“Hopefully they’ll employ me for a long time,” Reuss said to reporters at GM’s Flint assembly plant. “But employment is a gift. It’s earned every day.”
GM will continue to invest at its current rate, Akerson said in Washington.
The end of U.S. ownership in the automaker helps put the company’s 2009 bankruptcy restructuring in the past, Akerson said.
“The end of the ‘Government Motors’ era has cleared the runway for the team to soar,” Akerson said yesterday, according to prepared remarks.
J. Kyle Bass, Hayman Capital Management LP founder, has said GM should increase in value by more than 40 percent in 12 to 18 months, basing his projections for the stock gain on the automaker issuing a dividend equal to half of its 2014 free cash flow, which he estimates as $4.1 billion. That’s more than what some analysts predict the automaker will spend.

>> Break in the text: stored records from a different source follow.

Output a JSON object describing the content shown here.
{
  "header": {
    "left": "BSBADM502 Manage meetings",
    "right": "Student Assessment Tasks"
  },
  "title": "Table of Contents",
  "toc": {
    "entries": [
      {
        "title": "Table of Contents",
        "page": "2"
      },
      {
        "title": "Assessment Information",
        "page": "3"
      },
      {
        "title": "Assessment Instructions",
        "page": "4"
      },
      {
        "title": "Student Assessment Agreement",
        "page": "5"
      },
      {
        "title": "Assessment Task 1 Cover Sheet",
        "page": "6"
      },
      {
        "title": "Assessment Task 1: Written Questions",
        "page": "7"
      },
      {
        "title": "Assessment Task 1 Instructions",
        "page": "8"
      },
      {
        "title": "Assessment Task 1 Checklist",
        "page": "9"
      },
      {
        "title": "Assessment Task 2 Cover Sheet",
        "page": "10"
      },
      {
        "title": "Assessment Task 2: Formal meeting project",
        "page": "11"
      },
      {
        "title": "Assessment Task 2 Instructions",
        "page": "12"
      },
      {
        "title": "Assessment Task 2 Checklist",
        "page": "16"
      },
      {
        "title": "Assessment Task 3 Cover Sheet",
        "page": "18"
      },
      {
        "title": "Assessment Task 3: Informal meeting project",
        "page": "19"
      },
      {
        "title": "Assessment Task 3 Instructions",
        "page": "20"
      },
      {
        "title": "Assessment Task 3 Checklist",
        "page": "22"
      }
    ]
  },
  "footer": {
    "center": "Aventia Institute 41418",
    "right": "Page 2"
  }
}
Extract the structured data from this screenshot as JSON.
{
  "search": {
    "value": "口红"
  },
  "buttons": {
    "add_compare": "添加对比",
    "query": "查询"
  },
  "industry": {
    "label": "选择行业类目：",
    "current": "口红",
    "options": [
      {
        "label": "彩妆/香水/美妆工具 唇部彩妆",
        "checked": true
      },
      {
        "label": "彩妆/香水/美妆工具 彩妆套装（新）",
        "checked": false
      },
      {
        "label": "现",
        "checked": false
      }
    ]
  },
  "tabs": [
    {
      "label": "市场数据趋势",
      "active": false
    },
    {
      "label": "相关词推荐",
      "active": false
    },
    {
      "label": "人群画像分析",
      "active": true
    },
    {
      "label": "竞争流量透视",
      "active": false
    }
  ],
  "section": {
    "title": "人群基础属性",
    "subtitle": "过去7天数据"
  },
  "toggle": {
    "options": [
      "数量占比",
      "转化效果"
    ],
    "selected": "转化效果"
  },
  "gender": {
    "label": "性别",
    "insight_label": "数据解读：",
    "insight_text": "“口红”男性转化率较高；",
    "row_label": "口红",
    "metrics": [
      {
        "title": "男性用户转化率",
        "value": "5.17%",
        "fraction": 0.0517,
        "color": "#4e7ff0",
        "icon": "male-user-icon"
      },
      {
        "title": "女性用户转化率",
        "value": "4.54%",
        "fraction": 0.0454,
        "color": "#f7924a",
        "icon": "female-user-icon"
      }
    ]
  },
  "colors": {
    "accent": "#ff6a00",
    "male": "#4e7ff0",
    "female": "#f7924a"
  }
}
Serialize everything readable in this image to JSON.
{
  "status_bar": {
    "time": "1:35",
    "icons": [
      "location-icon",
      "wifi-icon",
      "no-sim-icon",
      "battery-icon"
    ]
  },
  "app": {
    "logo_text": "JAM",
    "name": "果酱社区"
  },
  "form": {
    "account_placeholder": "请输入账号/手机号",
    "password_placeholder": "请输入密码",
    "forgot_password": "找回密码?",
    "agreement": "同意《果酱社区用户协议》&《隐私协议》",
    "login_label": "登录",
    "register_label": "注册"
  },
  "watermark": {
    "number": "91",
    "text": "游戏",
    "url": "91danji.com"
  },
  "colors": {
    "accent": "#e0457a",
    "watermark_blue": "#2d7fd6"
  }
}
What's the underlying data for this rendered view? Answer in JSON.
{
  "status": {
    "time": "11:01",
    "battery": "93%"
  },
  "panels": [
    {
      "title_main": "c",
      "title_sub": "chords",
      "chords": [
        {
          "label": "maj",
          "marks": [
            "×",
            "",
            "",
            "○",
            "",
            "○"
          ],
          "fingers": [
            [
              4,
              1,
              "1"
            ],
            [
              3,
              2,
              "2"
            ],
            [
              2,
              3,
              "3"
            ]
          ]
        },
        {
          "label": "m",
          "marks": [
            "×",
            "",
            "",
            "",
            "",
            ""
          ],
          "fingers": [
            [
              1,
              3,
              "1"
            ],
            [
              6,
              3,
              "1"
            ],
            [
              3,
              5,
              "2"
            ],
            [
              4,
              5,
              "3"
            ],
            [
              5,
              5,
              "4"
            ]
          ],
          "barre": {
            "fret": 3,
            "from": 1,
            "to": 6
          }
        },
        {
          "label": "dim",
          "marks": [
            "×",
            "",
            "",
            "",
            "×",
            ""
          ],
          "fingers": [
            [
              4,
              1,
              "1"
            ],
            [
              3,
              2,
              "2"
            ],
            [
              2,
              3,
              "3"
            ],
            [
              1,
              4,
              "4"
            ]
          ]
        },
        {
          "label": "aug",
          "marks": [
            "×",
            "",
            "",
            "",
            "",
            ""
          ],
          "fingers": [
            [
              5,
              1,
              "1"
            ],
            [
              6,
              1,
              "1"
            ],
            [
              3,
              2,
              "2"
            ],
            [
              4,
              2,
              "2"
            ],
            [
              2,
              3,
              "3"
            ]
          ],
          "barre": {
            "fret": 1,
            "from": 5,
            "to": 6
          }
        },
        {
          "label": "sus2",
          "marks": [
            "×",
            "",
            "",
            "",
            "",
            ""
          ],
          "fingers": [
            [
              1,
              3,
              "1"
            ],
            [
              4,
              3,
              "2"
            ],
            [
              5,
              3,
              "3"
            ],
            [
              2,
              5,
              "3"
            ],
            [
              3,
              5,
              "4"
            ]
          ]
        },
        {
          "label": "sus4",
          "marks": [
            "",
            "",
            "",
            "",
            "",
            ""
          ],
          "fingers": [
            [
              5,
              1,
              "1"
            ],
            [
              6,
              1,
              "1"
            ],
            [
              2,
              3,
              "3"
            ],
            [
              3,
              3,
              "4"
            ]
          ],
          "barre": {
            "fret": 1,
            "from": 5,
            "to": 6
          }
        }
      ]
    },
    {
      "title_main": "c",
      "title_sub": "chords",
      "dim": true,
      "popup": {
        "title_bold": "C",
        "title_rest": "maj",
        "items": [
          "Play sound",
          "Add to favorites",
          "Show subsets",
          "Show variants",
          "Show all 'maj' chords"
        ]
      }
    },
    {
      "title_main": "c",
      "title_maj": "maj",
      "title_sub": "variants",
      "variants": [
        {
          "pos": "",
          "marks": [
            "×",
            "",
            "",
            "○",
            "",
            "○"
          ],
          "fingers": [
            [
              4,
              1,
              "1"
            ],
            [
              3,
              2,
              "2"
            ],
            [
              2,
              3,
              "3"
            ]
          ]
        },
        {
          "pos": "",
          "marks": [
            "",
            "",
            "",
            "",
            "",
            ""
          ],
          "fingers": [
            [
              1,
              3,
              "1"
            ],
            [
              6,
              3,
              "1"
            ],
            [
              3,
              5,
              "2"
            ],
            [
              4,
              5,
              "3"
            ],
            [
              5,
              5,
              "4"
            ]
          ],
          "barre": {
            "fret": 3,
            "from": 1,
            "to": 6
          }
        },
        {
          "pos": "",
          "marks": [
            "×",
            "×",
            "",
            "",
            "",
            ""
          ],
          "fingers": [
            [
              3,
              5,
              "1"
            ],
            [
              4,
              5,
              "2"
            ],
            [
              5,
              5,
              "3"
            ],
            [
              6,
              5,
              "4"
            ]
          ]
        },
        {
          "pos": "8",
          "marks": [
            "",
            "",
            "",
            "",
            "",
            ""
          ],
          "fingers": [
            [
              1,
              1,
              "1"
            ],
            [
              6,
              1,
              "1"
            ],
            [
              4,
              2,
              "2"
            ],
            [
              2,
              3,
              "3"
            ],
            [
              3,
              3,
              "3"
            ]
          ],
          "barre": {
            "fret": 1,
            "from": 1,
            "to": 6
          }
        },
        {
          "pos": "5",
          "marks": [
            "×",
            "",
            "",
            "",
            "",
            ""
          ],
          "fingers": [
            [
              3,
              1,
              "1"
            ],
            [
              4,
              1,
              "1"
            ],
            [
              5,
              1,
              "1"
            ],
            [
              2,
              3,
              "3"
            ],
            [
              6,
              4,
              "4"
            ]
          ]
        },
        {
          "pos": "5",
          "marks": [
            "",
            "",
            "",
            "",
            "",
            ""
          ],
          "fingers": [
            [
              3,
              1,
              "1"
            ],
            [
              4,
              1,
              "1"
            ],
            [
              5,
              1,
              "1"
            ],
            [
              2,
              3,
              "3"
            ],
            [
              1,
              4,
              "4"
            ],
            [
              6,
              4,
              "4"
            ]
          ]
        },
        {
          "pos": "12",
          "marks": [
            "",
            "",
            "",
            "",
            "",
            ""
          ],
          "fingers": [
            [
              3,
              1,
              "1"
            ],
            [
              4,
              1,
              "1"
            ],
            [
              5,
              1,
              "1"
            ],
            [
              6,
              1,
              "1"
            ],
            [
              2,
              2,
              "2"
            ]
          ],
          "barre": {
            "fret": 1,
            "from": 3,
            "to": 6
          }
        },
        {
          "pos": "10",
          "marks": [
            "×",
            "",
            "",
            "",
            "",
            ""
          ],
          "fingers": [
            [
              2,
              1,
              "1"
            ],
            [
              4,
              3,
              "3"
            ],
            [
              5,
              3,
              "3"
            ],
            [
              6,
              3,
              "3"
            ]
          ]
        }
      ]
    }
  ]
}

Joseph Amaturo, an analyst at New York-based Buckingham Research Group Inc., said in a Nov. 21 note to clients that GM may start offering an annual payout of 80 cents a share next year that would cost about $1.2 billion.
Brian Johnson, an auto analyst for Barclays Plc, has said that GM has sufficient cash and liquidity to pay an annual dividend of 40 cents a share and repurchase stock in addition to buying back remaining common shares owned by the Canadian government and a union health-care trust.
The automaker hasn’t paid a dividend since 2008 and executives have said the company wants to maintain a “fortress balance sheet” that can withstand a sharp economic downturn, as well as return cash to shareholders.
Asked by reporters whether GM should pay the government to make up for the Treasury’s loss, estimated at $10.5 billion, Akerson said the automaker had met its obligations and helped the broader economy. Paying more than that would lead to shareholder lawsuits that would be hard to defend against, he said.
“We paid back all that we owed,” Akerson said. “I have the benefit of not having to explain the bankruptcy: I wasn’t there when it happened. It was structured, that was the deal that was structured.”
According to the Center for Automotive Research in Ann Arbor, Michigan, the government bailout of the auto industry preserved 2.6 million jobs in the U.S. economy in 2009.
The center calculates that a collapse would have eliminated $284 billion in personal income in 2009 and 2010 and cost the federal government $105 billion in unemployment benefits and reduced Social Security contributions.